A lottery is a type of game in which the participants purchase a ticket and receive a prize if they match all the winning numbers. The prize may be either an annuity or a one-time payment. An annuity is usually a fixed percentage of the ticket’s receipts, while a one-time payment is less than the advertised jackpot.
Lotteries have been around since the Roman Empire. They are a form of gambling that is still played today. However, they are regulated by governments. Some countries outlaw them, while others allow them. In the United States, there are 44 state-run lotteries. Several of them offer online games, while others require players to buy tickets in person.
One of the oldest organizations in the US is the Connecticut Lottery. Profits go to the general fund, education, and debt services. Other state lotteries include Alaska, Hawaii, Mississippi, Puerto Rico, and the District of Columbia. While each of these lotteries offer different types of tickets, the common thread among them is that they all pay out a portion of their profits to the state.
A lottery is a popular game that can be played anywhere. There are many different varieties, including scratch cards and instant win games. Ticket sellers must be licensed. Most states will not permit ticket sales to minors.
Depending on the design of the lottery, the chances of winning the jackpot depend on the number of numbers drawn and the order in which they are drawn. Occasionally, more than one winner can be identified. It is also possible to receive smaller prizes for matching some of the winning numbers.

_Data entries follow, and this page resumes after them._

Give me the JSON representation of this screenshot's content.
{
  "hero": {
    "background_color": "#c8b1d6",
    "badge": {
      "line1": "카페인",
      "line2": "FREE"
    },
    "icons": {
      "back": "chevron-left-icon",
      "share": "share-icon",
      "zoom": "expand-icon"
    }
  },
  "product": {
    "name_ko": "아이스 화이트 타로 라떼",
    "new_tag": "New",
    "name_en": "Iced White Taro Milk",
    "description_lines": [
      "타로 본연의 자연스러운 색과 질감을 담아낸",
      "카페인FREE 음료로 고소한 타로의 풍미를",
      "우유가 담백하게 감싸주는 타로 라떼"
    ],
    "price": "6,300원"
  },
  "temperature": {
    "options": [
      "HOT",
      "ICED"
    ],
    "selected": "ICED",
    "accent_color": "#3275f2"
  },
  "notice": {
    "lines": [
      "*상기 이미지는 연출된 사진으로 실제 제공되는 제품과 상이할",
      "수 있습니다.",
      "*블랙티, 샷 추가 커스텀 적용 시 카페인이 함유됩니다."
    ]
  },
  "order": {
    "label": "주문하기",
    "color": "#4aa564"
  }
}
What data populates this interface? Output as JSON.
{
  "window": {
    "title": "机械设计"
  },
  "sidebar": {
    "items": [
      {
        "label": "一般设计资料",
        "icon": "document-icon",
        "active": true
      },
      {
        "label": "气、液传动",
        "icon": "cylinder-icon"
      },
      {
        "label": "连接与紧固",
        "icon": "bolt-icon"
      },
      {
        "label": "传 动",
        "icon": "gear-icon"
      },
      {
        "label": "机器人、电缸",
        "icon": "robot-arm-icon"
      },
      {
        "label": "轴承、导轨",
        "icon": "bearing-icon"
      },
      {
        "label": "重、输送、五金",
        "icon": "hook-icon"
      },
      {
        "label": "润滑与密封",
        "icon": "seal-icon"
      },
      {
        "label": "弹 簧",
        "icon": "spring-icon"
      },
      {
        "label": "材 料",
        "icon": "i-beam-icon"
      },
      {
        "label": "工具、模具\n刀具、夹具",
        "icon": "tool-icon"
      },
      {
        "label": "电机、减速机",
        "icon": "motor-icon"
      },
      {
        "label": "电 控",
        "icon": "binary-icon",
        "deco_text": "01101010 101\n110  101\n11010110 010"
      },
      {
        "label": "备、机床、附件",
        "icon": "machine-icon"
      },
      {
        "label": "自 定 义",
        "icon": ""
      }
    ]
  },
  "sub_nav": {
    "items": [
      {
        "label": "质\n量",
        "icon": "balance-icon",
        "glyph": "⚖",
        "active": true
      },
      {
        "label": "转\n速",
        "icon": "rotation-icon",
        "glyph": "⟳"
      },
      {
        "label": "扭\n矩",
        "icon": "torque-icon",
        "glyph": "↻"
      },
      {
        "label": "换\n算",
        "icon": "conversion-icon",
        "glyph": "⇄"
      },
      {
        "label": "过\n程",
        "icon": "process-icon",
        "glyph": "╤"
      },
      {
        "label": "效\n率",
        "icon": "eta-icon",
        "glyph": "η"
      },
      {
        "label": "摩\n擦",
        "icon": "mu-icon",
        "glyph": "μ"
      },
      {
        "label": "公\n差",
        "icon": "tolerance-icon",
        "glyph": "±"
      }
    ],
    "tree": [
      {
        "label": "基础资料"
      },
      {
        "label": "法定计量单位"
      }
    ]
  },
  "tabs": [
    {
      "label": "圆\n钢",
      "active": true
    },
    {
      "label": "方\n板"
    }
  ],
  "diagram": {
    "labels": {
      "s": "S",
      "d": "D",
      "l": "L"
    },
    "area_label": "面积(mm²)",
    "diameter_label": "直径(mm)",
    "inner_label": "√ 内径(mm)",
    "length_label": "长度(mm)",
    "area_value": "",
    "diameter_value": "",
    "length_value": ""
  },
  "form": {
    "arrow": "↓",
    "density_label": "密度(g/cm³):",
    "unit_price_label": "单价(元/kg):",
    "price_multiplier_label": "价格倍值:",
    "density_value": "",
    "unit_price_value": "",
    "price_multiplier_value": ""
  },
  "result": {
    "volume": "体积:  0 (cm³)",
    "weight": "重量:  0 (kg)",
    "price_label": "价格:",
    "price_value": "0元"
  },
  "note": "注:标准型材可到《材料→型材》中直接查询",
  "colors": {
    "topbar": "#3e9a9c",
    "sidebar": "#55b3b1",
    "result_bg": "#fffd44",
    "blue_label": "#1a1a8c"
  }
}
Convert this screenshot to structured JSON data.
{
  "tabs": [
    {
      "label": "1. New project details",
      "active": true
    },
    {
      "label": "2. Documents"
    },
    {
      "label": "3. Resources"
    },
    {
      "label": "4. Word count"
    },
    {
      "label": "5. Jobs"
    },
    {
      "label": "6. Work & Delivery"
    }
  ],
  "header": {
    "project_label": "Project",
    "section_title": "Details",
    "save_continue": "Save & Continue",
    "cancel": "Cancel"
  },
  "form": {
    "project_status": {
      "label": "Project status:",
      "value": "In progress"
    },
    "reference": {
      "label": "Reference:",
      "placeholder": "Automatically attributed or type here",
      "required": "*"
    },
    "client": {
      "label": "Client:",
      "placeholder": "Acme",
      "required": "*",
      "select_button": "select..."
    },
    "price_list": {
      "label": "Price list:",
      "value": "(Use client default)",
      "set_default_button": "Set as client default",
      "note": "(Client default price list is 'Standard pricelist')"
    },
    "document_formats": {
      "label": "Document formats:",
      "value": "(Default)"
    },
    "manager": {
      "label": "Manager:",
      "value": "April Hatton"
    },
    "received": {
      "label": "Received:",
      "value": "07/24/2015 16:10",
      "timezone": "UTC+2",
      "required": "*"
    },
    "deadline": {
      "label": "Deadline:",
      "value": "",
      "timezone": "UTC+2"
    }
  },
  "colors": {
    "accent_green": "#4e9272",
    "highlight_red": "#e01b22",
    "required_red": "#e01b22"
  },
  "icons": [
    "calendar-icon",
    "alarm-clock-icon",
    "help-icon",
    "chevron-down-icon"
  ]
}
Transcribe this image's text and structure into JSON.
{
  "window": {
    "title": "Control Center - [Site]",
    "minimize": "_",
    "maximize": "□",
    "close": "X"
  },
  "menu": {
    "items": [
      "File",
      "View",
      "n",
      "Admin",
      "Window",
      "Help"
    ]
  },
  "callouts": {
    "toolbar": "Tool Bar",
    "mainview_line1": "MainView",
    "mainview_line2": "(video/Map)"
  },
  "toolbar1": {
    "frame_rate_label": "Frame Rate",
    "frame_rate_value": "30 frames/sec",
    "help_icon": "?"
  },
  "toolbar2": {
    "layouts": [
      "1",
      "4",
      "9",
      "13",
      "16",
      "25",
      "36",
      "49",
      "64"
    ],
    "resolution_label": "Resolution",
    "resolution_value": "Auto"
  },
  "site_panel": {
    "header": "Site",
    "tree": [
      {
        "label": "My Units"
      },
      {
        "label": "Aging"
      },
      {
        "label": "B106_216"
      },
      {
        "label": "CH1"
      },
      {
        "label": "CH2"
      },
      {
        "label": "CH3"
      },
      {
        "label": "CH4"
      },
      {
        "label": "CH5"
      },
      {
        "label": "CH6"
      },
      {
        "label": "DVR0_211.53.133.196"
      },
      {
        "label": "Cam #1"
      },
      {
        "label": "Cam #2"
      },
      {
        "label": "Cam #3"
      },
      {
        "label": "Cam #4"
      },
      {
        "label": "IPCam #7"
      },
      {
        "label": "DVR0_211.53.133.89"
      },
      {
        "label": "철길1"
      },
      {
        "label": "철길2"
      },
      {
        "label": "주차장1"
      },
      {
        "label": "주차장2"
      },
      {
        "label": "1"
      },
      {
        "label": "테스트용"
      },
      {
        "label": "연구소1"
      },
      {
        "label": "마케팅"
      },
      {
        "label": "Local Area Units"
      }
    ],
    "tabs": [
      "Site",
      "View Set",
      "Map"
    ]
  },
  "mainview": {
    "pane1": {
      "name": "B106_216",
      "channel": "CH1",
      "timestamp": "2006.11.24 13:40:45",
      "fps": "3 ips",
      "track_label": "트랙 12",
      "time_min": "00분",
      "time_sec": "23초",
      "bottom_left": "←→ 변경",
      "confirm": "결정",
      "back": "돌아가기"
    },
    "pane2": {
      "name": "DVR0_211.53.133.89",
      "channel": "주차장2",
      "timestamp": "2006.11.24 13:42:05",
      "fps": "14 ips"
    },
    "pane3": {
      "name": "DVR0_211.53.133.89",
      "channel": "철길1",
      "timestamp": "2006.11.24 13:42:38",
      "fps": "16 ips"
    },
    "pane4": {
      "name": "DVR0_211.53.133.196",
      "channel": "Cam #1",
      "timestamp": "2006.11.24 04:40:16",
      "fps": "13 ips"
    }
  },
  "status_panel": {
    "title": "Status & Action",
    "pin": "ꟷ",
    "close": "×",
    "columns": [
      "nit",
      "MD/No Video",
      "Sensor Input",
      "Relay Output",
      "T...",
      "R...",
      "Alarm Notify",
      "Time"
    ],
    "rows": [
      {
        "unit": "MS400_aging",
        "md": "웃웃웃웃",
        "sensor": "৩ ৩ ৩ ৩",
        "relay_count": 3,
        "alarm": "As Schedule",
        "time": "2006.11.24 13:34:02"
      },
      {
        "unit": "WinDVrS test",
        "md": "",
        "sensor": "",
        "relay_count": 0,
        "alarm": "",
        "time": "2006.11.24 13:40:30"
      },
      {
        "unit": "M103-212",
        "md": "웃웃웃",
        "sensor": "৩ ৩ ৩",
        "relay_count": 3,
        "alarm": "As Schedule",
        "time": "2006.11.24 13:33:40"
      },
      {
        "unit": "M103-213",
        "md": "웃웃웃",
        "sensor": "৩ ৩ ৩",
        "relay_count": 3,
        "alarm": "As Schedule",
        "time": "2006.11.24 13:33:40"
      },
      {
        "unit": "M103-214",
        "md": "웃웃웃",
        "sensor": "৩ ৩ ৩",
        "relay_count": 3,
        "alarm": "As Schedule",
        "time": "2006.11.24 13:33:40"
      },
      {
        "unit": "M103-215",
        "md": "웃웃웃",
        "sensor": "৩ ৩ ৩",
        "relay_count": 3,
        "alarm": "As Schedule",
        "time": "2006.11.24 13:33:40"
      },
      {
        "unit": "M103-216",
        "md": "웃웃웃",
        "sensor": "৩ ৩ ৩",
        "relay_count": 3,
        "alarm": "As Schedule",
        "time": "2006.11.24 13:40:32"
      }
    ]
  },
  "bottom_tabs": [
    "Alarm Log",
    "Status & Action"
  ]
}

Lotteries were also used by the colonists to raise money for public works. They helped build roads, bridges, and canals. Many of them also raised funds for colleges and libraries. Several colonies also used them to finance local militias and fortifications.
In the 17th and 18th centuries, there were more than 200 lotteries held in colonial America. In 1758, the Commonwealth of Massachusetts organized a lottery to raise money for an expedition against Canada. Later, the Academy Lottery provided the funds to start the University of Pennsylvania.
The first recorded lotterie in the European continent was held in Italy in the 15th century. In the Dutch Republic, a “Pieces of Eight” lottery was held in the 17th century. As well as being a way to raise money, lotteries were a form of entertainment at dinner parties. During Saturnalian revels, wealthy noblemen would distribute the tickets, which were often worth fancy dinnerware or other goods.
During the 17th century, French lotteries were banned, but a handful of them continued to be held. They included the Loterie Royale, which was authorized by an edict of Chateaurenard. Ticket prices were high, and the winners were expected to take home items of unequal value. This caused a lot of controversy, and it was only after a second lotterie was held that the project was stopped.
Although most forms of gambling were illegal in most parts of Europe by the mid-19th century, the U.S. did not outlaw them until the early 1900s.